We have had it in Super Rugby of late and it seems to have caused some confusion in how a referee should act after contact in play.
Yet it is old law little changed.
It appears in writing first in 885 and reads: 'The ball is dead if it touches an Umpire or Referee, and scrummaged on the spot.' (Umpires were the forerunners of assistant referees but were actually on the field and close to play.)
This the essence of modern law.
Originally it was about the ball touching the referee but there was a change in 1892: 'He [the referee] must blow his whistle if the ball or a player running with the ball touch him.' In 1911 it was laid down that if a player carrying the ball in ingoal made contact with the referee a touchdown should be awarded where the contact was made.
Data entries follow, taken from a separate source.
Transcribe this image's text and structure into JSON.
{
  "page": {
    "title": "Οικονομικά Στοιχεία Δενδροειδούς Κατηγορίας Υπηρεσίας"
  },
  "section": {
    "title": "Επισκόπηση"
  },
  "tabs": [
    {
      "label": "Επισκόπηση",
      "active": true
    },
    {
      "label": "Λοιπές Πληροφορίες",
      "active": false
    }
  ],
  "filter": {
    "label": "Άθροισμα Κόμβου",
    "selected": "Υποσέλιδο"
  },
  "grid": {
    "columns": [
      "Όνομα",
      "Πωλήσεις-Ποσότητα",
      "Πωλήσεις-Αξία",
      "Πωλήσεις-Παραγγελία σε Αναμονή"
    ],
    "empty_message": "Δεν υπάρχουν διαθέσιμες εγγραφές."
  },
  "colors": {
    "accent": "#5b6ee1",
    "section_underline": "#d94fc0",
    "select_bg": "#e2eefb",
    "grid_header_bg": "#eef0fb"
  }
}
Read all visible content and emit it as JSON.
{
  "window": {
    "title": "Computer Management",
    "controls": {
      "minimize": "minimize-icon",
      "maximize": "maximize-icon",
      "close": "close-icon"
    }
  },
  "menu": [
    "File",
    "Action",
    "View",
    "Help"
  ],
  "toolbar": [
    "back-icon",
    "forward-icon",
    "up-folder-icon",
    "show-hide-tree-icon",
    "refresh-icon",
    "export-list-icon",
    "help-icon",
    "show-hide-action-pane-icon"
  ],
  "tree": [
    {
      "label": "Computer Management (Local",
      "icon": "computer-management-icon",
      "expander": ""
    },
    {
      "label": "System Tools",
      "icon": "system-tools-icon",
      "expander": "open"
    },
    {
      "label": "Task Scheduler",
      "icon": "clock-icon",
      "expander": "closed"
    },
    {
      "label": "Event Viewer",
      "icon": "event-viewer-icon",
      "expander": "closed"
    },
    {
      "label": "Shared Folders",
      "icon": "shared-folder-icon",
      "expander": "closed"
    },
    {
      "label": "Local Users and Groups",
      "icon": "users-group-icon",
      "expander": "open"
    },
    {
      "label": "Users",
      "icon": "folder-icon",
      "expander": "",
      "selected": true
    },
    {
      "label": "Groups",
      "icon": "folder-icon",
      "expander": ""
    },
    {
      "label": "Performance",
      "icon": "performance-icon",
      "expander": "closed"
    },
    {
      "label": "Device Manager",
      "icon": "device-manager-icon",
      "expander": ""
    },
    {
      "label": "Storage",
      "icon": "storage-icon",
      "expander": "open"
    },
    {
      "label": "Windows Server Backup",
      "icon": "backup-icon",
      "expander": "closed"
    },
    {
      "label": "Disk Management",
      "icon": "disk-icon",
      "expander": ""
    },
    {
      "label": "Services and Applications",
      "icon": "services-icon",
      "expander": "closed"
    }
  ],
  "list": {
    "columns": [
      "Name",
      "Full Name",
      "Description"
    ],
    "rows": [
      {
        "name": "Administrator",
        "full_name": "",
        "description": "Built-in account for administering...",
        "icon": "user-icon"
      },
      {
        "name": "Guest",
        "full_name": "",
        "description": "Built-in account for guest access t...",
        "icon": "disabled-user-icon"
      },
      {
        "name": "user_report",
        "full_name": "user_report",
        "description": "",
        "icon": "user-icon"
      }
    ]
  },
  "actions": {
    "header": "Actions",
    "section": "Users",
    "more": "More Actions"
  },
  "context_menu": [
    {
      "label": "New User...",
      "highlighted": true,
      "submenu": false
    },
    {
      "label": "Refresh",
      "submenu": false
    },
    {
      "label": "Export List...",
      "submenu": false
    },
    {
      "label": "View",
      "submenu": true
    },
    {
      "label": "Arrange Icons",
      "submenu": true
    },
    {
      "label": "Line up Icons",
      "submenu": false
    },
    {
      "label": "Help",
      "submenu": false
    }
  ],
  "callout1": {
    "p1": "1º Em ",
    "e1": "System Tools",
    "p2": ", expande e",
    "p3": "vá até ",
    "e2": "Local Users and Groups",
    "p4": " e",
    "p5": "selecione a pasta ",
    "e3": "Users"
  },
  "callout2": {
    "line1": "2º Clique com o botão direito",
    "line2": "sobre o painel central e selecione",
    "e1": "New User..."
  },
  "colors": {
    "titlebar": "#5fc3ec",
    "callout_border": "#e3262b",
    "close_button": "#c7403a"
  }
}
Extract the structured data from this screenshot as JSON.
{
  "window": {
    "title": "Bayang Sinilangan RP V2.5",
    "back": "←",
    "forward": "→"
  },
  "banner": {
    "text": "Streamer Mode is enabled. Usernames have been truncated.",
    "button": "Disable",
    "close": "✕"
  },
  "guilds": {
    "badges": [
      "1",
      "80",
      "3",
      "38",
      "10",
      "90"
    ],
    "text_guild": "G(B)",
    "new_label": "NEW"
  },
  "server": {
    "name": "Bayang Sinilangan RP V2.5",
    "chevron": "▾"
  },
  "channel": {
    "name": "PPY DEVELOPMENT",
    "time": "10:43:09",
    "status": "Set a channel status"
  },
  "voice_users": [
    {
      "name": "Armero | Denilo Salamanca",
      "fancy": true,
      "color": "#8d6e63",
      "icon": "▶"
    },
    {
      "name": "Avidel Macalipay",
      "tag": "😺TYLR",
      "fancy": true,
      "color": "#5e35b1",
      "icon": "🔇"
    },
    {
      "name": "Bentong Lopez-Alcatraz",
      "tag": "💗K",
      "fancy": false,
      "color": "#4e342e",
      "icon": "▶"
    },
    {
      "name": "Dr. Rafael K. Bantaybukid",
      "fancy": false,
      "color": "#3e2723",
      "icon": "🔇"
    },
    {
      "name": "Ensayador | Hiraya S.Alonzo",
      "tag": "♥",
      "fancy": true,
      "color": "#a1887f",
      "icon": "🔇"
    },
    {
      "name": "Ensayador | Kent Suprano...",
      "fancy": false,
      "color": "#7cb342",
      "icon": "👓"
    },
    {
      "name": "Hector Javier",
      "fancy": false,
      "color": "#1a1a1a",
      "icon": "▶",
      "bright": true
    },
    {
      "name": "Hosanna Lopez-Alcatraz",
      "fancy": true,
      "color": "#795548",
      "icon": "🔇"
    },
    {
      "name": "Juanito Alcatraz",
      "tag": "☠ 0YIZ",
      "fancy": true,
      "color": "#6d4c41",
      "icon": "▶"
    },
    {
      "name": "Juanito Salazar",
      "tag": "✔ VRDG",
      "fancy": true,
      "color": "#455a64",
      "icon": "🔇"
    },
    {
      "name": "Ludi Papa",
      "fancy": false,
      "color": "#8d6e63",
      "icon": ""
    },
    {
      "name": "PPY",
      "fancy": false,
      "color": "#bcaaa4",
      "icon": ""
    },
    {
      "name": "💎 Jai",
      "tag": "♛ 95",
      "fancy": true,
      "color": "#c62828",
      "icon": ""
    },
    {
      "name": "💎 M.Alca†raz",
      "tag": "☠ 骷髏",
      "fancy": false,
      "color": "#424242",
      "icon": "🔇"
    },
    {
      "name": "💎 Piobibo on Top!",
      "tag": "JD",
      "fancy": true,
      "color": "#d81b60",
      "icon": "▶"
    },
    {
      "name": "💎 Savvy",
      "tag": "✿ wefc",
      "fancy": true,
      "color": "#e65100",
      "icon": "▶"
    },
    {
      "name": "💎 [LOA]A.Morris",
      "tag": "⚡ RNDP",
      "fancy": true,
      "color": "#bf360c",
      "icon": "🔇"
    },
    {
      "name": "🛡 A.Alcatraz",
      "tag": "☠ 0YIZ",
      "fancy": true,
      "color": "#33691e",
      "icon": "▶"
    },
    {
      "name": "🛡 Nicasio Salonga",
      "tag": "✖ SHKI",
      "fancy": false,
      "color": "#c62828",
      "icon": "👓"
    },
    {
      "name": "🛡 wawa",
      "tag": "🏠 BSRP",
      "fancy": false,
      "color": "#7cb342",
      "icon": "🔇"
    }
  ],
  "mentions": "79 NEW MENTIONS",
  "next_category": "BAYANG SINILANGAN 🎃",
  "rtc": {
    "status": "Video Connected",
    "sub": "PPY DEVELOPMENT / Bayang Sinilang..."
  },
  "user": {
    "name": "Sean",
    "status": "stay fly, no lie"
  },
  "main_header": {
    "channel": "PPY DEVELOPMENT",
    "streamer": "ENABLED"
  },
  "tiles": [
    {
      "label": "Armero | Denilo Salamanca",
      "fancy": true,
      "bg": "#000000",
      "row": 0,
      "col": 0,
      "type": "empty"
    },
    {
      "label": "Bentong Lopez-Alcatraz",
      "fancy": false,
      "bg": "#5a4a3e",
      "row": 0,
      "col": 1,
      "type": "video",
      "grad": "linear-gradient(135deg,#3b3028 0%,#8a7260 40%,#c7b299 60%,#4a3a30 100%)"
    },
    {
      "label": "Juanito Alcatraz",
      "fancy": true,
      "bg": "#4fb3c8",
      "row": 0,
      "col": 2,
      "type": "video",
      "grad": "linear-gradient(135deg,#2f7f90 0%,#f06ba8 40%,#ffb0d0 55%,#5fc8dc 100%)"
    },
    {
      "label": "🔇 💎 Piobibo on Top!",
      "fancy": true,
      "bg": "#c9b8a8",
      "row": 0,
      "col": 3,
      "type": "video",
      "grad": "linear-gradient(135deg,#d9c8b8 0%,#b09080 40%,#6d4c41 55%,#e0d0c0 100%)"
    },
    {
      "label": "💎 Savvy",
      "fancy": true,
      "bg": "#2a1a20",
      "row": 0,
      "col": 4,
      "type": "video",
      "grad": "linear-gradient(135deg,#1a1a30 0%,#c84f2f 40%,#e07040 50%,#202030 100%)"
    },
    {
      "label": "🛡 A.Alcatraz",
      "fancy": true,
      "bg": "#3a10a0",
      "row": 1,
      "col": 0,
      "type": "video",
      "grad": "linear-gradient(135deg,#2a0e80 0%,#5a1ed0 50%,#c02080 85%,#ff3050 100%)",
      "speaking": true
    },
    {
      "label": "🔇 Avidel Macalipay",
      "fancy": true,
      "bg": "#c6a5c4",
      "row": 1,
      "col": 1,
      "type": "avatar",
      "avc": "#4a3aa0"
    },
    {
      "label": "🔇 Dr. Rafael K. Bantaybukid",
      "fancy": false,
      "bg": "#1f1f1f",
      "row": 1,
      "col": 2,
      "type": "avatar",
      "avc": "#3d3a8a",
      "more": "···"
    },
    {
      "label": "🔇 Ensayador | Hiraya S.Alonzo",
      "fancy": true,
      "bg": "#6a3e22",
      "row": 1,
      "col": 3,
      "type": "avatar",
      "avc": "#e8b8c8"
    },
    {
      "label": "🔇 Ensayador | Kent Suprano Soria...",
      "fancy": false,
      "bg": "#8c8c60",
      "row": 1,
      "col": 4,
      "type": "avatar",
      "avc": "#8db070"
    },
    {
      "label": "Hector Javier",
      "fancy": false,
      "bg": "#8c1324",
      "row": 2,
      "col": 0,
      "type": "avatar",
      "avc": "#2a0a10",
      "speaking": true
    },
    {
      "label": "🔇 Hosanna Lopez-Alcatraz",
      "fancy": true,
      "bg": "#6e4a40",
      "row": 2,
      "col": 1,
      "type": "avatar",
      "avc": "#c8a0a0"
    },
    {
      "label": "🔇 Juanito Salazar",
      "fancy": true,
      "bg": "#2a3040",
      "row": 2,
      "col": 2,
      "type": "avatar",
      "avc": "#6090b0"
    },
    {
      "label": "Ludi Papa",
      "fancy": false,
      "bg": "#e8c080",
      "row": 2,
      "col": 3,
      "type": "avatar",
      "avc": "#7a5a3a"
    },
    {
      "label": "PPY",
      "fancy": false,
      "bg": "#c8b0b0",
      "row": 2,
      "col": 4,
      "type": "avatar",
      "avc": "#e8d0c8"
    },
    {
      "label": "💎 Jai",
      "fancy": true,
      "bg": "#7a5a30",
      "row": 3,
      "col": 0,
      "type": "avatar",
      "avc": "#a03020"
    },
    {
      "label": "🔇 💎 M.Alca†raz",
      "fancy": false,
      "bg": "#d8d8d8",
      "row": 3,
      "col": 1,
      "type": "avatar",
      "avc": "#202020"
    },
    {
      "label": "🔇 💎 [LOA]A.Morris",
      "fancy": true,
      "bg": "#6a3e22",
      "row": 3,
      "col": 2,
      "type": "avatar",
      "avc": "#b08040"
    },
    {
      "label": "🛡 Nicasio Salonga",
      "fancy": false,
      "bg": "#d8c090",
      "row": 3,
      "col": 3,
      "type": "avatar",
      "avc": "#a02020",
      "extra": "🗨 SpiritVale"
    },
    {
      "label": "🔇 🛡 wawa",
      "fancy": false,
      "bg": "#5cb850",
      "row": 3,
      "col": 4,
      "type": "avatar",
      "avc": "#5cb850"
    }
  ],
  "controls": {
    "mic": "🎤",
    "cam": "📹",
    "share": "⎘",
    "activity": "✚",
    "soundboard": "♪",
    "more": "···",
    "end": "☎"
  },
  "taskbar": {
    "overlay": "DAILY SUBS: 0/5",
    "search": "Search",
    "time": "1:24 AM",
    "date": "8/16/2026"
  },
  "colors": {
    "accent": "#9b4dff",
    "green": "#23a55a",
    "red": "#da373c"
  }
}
In 1958 there was an important change. If the referee considered that neither team had gained an advantage from the referee's contact with the ball or ball-carrier, he was to allow play to continue. This goes for contact in ingoal as well.
The Law is now as follows:
Law 6.A.9 THE BALL TOUCHING THE REFEREE
(a) If the ball or the ball-carrier touches the referee and neither team gains an advantage, play continues. If either team gains an advantage in the field of play, the referee orders a scrum and the team that last played the ball has the throw-in.
(b) If either team gains an advantage in in-goal, if the ball is in possession of an attacking player the referee awards a try where the contact took place.
(c) If either team gains an advantage in in-goal, if the ball is in possession of a defending player, the referee awards a touch down where the contact took place.
All of that is clear. But what happens when a defender makes contact with the referee and is impeded from getting to a ball-carrier?
It happened when Tawera Kerr-Barlow scored a try for the Chiefs from a tackle/ruck close to the Hurricanes' line. The referee is watching matters and moves forward to be in a position to judge whether or not a try was scored. In doing so he gets into the defensive path of Chris Eaton the Hurricanes' scrumhalf.
There is nothing in the laws that covers such an eventuality. It's hard luck. the referee was not doing anything wrong. In fact he was doing the right thing, getting into position to do his duty and he had no means of evaporating.
Imagine of the law allowed the referee to stop the game if a defender made contact with him. He would become fair game for all desperate defenders!